According to the Quneitra rebels, the sound of aircraft could clearly be heard as they circled over the city. Earlier, the council said in its Facebook page that Israeli jets had bombed Syrian army posts. The IAF aircraft flew at low altitude over Baalbek, according to the Lebanese El-Nashra website.
The past several months have seen separate reports about alleged IDF attacks in Syria, the most recent of which referred to a base in the port city of Latakia where Yakhont missiles were apparently stored.
Two months earlier, in early May, it was claimed that Israel carried out strikes in a Damascus suburb and in the Lebanese border targeting missile caches and Hezbollah -bound weapons shipments.
Syrian government forces captured a historic mosque in the central city of Homs on Saturday, expelling rebel forces who had been in control of the 13th century landmark for more than a year and dealing a symbolic blow to opposition forces, state media said.
State-run news agency SANA quoted an unnamed military official as saying that troops took control of the Khalid Ibn Al Walid Mosque in the heavily disputed northern neighborhood of Khaldiyeh.
After capturing the strategic town of Qusair near the Lebanon border last month, government troops launched an offensive on rebel-held areas in Homs, Syrias third largest city, late in June. They have been pushing into Khaldiyeh and other neighborhoods in the Old City that have been under opposition control since 2011.
The mosque, famous for its nine domes and two minarets, has been a symbol for rebels in the city that is known as the capital of the revolution. On Monday, government troops shelled the mosque, damaging the tomb of Ibn Al Walid, a revered figure in Islam. Five days later, they took the mosque.
Units of our brave army have fully controlled the area of Khalid Ibn Al Walid mosque in the city of Homs, SANA said, quoting the official.

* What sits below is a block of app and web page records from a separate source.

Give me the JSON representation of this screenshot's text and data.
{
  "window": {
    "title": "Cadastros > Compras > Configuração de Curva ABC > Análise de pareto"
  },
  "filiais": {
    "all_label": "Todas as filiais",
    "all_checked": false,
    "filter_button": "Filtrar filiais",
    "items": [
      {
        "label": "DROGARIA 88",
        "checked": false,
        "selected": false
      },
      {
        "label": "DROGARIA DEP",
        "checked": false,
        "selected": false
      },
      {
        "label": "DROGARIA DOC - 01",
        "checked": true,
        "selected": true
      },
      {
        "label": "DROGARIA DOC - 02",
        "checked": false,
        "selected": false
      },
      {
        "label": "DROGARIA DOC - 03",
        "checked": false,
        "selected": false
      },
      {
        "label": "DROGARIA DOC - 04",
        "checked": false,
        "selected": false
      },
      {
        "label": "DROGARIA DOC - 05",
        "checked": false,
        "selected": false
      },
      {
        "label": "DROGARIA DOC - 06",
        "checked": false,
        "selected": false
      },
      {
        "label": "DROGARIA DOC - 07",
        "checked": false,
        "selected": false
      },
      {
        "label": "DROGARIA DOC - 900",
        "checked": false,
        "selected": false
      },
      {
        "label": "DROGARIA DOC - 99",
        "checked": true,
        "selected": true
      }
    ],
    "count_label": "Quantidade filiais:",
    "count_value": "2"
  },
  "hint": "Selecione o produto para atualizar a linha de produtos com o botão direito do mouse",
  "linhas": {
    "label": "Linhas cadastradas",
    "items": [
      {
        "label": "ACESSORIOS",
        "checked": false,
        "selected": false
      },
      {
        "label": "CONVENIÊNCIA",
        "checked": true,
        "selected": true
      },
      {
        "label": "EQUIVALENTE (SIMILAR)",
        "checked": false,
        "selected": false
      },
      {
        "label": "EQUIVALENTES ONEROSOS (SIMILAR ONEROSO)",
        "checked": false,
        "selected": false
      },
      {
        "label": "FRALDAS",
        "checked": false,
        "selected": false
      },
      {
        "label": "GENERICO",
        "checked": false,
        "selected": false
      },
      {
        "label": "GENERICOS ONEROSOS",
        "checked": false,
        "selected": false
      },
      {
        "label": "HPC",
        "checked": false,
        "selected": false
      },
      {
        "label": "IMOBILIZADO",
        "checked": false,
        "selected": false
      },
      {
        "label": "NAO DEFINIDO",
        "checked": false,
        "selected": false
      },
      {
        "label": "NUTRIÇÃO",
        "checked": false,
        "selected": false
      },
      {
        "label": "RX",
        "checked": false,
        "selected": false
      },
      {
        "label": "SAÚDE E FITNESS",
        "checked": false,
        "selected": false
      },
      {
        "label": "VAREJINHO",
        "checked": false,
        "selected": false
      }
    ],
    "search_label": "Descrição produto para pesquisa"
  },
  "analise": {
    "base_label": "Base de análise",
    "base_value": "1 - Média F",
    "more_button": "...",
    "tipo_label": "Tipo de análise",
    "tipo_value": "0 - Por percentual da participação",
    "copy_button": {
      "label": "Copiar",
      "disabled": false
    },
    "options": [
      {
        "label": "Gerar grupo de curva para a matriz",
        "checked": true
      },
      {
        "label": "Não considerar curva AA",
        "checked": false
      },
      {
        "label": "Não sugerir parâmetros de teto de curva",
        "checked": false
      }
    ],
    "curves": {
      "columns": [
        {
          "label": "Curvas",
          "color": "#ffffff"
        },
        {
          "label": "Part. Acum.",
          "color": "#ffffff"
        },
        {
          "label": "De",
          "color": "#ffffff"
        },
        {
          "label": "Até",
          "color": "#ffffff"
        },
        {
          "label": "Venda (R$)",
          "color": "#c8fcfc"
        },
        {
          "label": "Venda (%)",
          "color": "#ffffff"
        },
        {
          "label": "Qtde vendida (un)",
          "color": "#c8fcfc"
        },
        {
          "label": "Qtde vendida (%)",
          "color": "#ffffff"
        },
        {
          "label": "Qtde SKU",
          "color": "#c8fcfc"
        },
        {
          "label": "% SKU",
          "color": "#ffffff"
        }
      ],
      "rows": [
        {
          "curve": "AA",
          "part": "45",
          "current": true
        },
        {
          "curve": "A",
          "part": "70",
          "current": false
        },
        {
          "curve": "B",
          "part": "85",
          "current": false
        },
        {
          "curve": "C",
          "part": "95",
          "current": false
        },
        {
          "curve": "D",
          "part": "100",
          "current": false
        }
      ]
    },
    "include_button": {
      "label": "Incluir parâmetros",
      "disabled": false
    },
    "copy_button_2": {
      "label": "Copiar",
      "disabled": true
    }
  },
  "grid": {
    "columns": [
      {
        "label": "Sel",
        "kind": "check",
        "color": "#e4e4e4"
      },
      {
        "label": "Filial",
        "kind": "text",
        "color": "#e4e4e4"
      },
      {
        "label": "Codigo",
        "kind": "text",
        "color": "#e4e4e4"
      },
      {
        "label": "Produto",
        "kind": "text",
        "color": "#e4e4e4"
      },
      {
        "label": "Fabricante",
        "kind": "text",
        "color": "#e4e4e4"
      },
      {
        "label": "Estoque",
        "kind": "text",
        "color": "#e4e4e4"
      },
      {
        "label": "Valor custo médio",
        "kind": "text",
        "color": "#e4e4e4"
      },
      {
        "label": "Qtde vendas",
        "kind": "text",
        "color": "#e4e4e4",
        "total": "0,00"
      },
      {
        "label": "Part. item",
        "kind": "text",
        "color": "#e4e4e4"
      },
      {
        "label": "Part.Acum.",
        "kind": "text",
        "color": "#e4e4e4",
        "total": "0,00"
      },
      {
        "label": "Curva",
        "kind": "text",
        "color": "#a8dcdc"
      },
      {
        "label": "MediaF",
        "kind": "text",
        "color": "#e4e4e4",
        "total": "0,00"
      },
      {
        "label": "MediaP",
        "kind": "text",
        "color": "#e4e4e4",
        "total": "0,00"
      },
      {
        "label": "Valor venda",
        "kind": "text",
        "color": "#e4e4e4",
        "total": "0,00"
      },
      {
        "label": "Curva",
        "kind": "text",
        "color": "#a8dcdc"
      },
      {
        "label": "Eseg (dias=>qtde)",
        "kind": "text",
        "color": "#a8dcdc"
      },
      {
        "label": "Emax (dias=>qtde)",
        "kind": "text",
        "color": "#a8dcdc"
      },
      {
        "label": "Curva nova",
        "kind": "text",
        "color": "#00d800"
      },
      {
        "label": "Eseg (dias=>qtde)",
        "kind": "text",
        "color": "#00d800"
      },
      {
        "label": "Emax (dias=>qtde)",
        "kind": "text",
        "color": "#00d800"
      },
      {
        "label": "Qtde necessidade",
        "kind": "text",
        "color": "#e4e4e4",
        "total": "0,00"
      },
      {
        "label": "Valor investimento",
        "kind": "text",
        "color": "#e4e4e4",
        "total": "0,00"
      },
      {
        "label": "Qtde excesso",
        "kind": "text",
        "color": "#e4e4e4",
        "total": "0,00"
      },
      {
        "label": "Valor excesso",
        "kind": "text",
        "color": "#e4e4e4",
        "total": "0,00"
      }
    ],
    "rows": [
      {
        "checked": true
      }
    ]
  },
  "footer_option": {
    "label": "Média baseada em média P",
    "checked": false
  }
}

A Homs-based activist who identified himself only by his nickname, Abu Bilal said troops entered the mosque area from the eastern side. He said regime forces now control more than 60 per cent of Khaldiyeh.
There are very fast developments in Khaldiyeh, Abu Bilal told The Associated Press via Skype. He said he has no further details from local rebel commanders about movements on the ground.
On top of its symbolic value, Homs is also a geographic lynchpin in Syria. The main highway from Damascus to the north as well as the coastal region, which is a stronghold of President Bashar Assads Alawite sect, runs through Homs, and both rebels and the regime place a high strategic value on the city.
Posted by: Steve White ||
07/28/2013 00:00 ||
Top|| File under: Govt of Syria
A multi-volume chronology and reference guide set detailing three years of the Mexican Drug War between 2010 and 2012.
Rantburg.com and borderlandbeat.com correspondent and author Chris Covert presents his first non-fiction work detailing
the drug and gang related violence in Mexico.
Chris gives us Mexican press dispatches of drug and gang war violence
over three years, presented in a multi volume set intended to chronicle the death, violence and mayhem which has
dominated Mexico for six years.